Mantled in reference to Baudelaire’s classic volume of poetry on decadence and eroticism, Rabit presents a metaphorical arena or “spielraum” - described by author Frances S. Connelly as “a vehicle for mediating the ever-collapsing boundaries of the unknown” - opening an im/possible noumenal no-man’s-land where his imagination can express itself unimpeded, without judgement.
In aesthetic and intent, Rabit boldly embraces the vacuum left by the late, great Coil; realising a genre-agnostic consolidation of folk, new age, drone and noise tropes transcended thru acousmatic processing and modular synthesis, in this case fittingly provided by erstwhile Coil member Drew McDowell. In the process he potentially triangulates Les Fleurs Dul Mal with records by fellow Coil fiends, Elysia Crampton’s Demon City and Chino Amobi’s Paradiso, who all essentially project bold, new links with Coil’s canon.

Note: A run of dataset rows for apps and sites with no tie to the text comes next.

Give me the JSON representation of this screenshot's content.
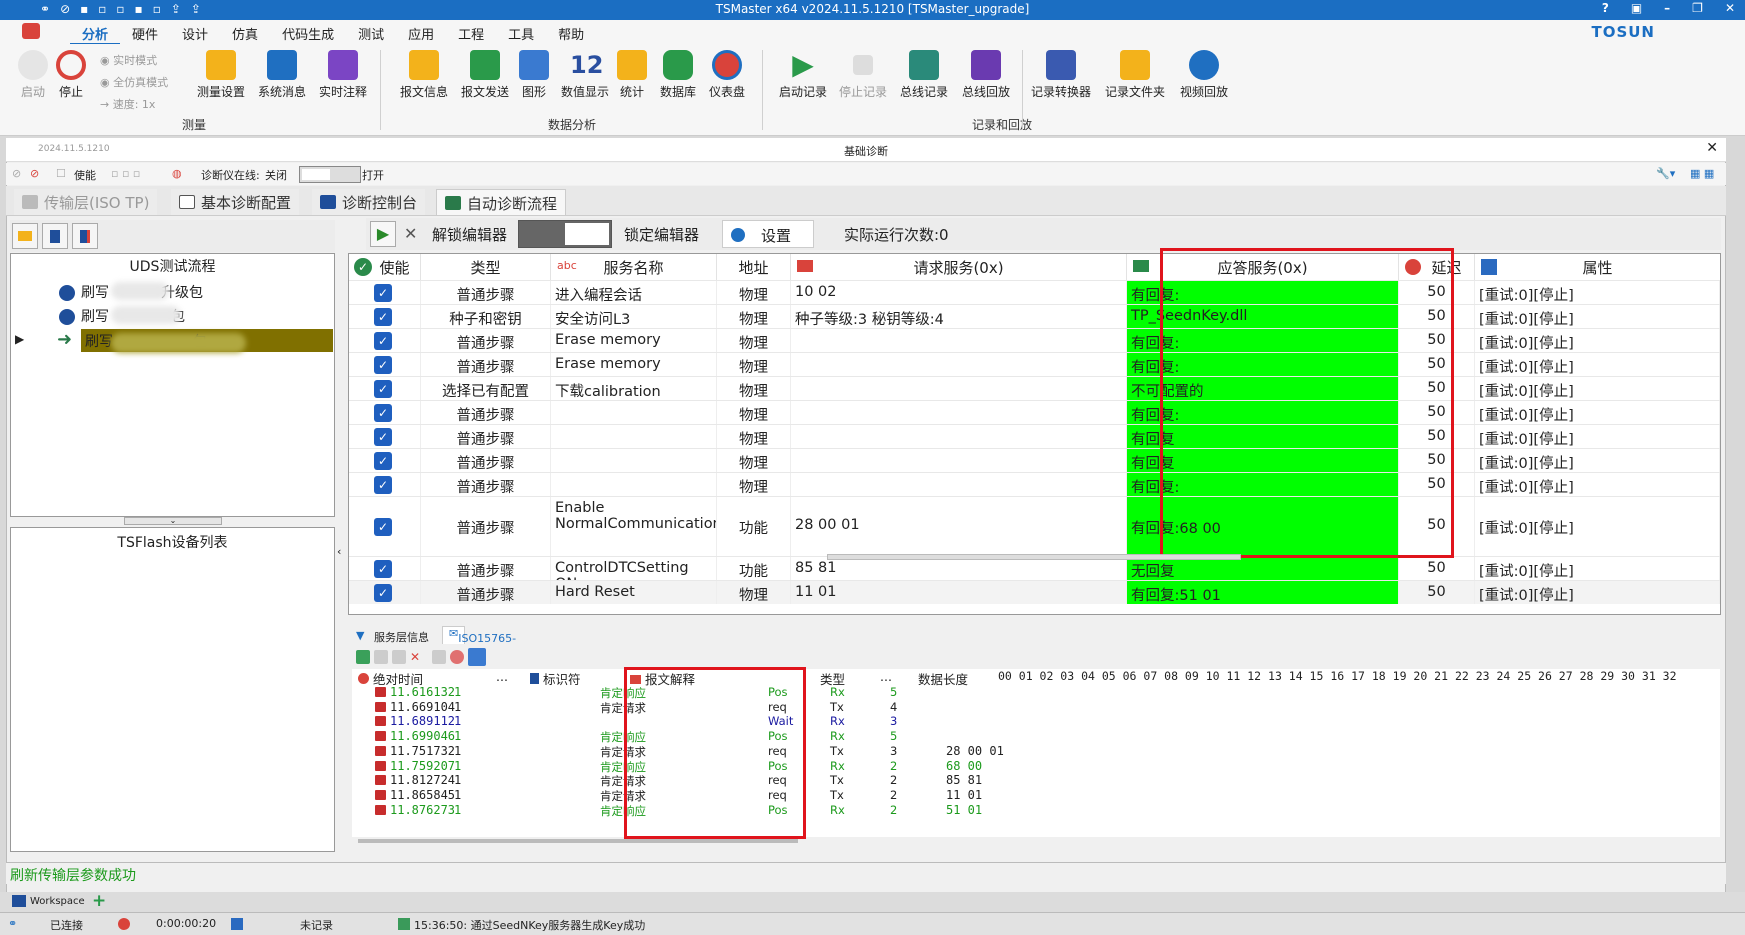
{
  "window": {
    "title": "TSMaster x64 v2024.11.5.1210 [TSMaster_upgrade]",
    "controls": {
      "help": "?",
      "restore": "▣",
      "minimize": "–",
      "maximize": "❐",
      "close": "✕"
    }
  },
  "menu": {
    "items": [
      "分析",
      "硬件",
      "设计",
      "仿真",
      "代码生成",
      "测试",
      "应用",
      "工程",
      "工具",
      "帮助"
    ],
    "active": "分析",
    "brand": "TOSUN"
  },
  "ribbon": {
    "buttons": {
      "start": "启动",
      "stop": "停止",
      "measure_setup": "测量设置",
      "system_msg": "系统消息",
      "realtime_note": "实时注释",
      "msg_info": "报文信息",
      "msg_send": "报文发送",
      "graphics": "图形",
      "numeric": "数值显示",
      "stats": "统计",
      "database": "数据库",
      "dashboard": "仪表盘",
      "start_rec": "启动记录",
      "stop_rec": "停止记录",
      "bus_rec": "总线记录",
      "bus_replay": "总线回放",
      "rec_convert": "记录转换器",
      "rec_folder": "记录文件夹",
      "video_replay": "视频回放"
    },
    "checks": {
      "realtime": "实时模式",
      "full_sim": "全仿真模式",
      "speed": "速度: 1x"
    },
    "groups": {
      "measure": "测量",
      "analysis": "数据分析",
      "record": "记录和回放"
    }
  },
  "doc": {
    "version": "2024.11.5.1210",
    "title": "基础诊断",
    "close": "✕",
    "toolbar": {
      "enable": "使能",
      "tester_online": "诊断仪在线:",
      "off": "关闭",
      "open": "打开"
    }
  },
  "tabs": [
    "传输层(ISO TP)",
    "基本诊断配置",
    "诊断控制台",
    "自动诊断流程"
  ],
  "left": {
    "tree_header": "UDS测试流程",
    "tree_items": [
      {
        "prefix": "刷写",
        "suffix": "升级包"
      },
      {
        "prefix": "刷写",
        "suffix": "包"
      },
      {
        "prefix": "刷写",
        "suffix": "包"
      }
    ],
    "device_header": "TSFlash设备列表"
  },
  "right_toolbar": {
    "unlock": "解锁编辑器",
    "lock": "锁定编辑器",
    "settings": "设置",
    "run_count": "实际运行次数:0"
  },
  "grid": {
    "headers": {
      "enable": "使能",
      "type": "类型",
      "name_icon": "abc",
      "name": "服务名称",
      "addr": "地址",
      "req": "请求服务(0x)",
      "resp": "应答服务(0x)",
      "delay": "延迟",
      "attr": "属性"
    },
    "rows": [
      {
        "type": "普通步骤",
        "name": "进入编程会话",
        "addr": "物理",
        "req": "10 02",
        "resp": "有回复:",
        "delay": "50",
        "attr": "[重试:0][停止]"
      },
      {
        "type": "种子和密钥",
        "name": "安全访问L3",
        "addr": "物理",
        "req": "种子等级:3 秘钥等级:4",
        "resp": "TP_SeednKey.dll",
        "delay": "50",
        "attr": "[重试:0][停止]"
      },
      {
        "type": "普通步骤",
        "name": "Erase memory",
        "addr": "物理",
        "req": "",
        "resp": "有回复:",
        "delay": "50",
        "attr": "[重试:0][停止]"
      },
      {
        "type": "普通步骤",
        "name": "Erase memory",
        "addr": "物理",
        "req": "",
        "resp": "有回复:",
        "delay": "50",
        "attr": "[重试:0][停止]"
      },
      {
        "type": "选择已有配置",
        "name": "下载calibration",
        "addr": "物理",
        "req": "",
        "resp": "不可配置的",
        "delay": "50",
        "attr": "[重试:0][停止]"
      },
      {
        "type": "普通步骤",
        "name": "",
        "addr": "物理",
        "req": "",
        "resp": "有回复:",
        "delay": "50",
        "attr": "[重试:0][停止]"
      },
      {
        "type": "普通步骤",
        "name": "",
        "addr": "物理",
        "req": "",
        "resp": "有回复",
        "delay": "50",
        "attr": "[重试:0][停止]"
      },
      {
        "type": "普通步骤",
        "name": "",
        "addr": "物理",
        "req": "",
        "resp": "有回复",
        "delay": "50",
        "attr": "[重试:0][停止]"
      },
      {
        "type": "普通步骤",
        "name": "",
        "addr": "物理",
        "req": "",
        "resp": "有回复:",
        "delay": "50",
        "attr": "[重试:0][停止]"
      },
      {
        "type": "普通步骤",
        "name": "Enable NormalCommunicationMessages(",
        "addr": "功能",
        "req": "28 00 01",
        "resp": "有回复:68 00",
        "delay": "50",
        "attr": "[重试:0][停止]"
      },
      {
        "type": "普通步骤",
        "name": "ControlDTCSetting ON",
        "addr": "功能",
        "req": "85 81",
        "resp": "无回复",
        "delay": "50",
        "attr": "[重试:0][停止]"
      },
      {
        "type": "普通步骤",
        "name": "Hard Reset",
        "addr": "物理",
        "req": "11 01",
        "resp": "有回复:51 01",
        "delay": "50",
        "attr": "[重试:0][停止]"
      }
    ]
  },
  "bottom": {
    "tabs": [
      "服务层信息",
      "ISO15765-2"
    ],
    "headers": {
      "time": "绝对时间",
      "dots": "...",
      "id": "标识符",
      "explain": "报文解释",
      "type": "类型",
      "dots2": "...",
      "len": "数据长度",
      "bytes": "00 01 02 03 04 05 06 07 08 09 10 11 12 13 14 15 16 17 18 19 20 21 22 23 24 25 26 27 28 29 30 31 32"
    },
    "rows": [
      {
        "time": "11.616132",
        "ch": "1",
        "explain": "肯定响应",
        "type": "Pos",
        "dir": "Rx",
        "len": "5",
        "data": "",
        "color": "#1c9a1c"
      },
      {
        "time": "11.669104",
        "ch": "1",
        "explain": "肯定请求",
        "type": "req",
        "dir": "Tx",
        "len": "4",
        "data": "",
        "color": "#222222"
      },
      {
        "time": "11.689112",
        "ch": "1",
        "explain": "",
        "type": "Wait",
        "dir": "Rx",
        "len": "3",
        "data": "",
        "color": "#1a1aa0"
      },
      {
        "time": "11.699046",
        "ch": "1",
        "explain": "肯定响应",
        "type": "Pos",
        "dir": "Rx",
        "len": "5",
        "data": "",
        "color": "#1c9a1c"
      },
      {
        "time": "11.751732",
        "ch": "1",
        "explain": "肯定请求",
        "type": "req",
        "dir": "Tx",
        "len": "3",
        "data": "28 00 01",
        "color": "#222222"
      },
      {
        "time": "11.759207",
        "ch": "1",
        "explain": "肯定响应",
        "type": "Pos",
        "dir": "Rx",
        "len": "2",
        "data": "68 00",
        "color": "#1c9a1c"
      },
      {
        "time": "11.812724",
        "ch": "1",
        "explain": "肯定请求",
        "type": "req",
        "dir": "Tx",
        "len": "2",
        "data": "85 81",
        "color": "#222222"
      },
      {
        "time": "11.865845",
        "ch": "1",
        "explain": "肯定请求",
        "type": "req",
        "dir": "Tx",
        "len": "2",
        "data": "11 01",
        "color": "#222222"
      },
      {
        "time": "11.876273",
        "ch": "1",
        "explain": "肯定响应",
        "type": "Pos",
        "dir": "Rx",
        "len": "2",
        "data": "51 01",
        "color": "#1c9a1c"
      }
    ]
  },
  "status": {
    "message": "刷新传输层参数成功",
    "workspace": "Workspace",
    "connected": "已连接",
    "elapsed": "0:00:00:20",
    "recording": "未记录",
    "log": "15:36:50: 通过SeedNKey服务器生成Key成功"
  },
  "colors": {
    "accent": "#1b6ec2",
    "response_ok": "#00ff00",
    "highlight": "#e0141c",
    "tree_selected": "#807000"
  }
}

Unfolding in 12 movements like some future classical tragedy, Rabit gestures his sounds with a remarkable freedom of rhythmic meter and freehand strokes that belies its meticulous construction below the surface. Cecilia’s vocals and the sharp strings of opener Possessed suggest the spirit of Baudelaire’s text heard at street level, while the dissonant stress of Bleached World - a secret weapon ’til now - expresses a beautifully bittersweet anguish, and the recursive curdle of Ontological Graffiti catches in the throat with uncannily emotive effect. The Whole Bag locates his firmest dembow rhythms, but buried under collapsing sidereal pressure, and Cecelia’s return in closer Elevation perfectly emulates something like new age tristesse, which defines the record’s humanity in the face of such uncompromising synthetic sensations.